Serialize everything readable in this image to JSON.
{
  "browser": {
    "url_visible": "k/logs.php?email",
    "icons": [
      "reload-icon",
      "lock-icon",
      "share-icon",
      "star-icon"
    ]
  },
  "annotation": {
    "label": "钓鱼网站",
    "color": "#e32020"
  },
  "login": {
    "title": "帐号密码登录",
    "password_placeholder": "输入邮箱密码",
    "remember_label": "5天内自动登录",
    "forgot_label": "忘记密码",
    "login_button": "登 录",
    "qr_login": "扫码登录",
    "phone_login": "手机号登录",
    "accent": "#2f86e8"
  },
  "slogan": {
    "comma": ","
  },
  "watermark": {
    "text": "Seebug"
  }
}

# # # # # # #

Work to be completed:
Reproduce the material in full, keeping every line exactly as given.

Exercise output:
Serialize everything readable in this image to JSON.
{
  "browser": {
    "url_visible": "k/logs.php?email",
    "icons": [
      "reload-icon",
      "lock-icon",
      "share-icon",
      "star-icon"
    ]
  },
  "annotation": {
    "label": "钓鱼网站",
    "color": "#e32020"
  },
  "login": {
    "title": "帐号密码登录",
    "password_placeholder": "输入邮箱密码",
    "remember_label": "5天内自动登录",
    "forgot_label": "忘记密码",
    "login_button": "登 录",
    "qr_login": "扫码登录",
    "phone_login": "手机号登录",
    "accent": "#2f86e8"
  },
  "slogan": {
    "comma": ","
  },
  "watermark": {
    "text": "Seebug"
  }
}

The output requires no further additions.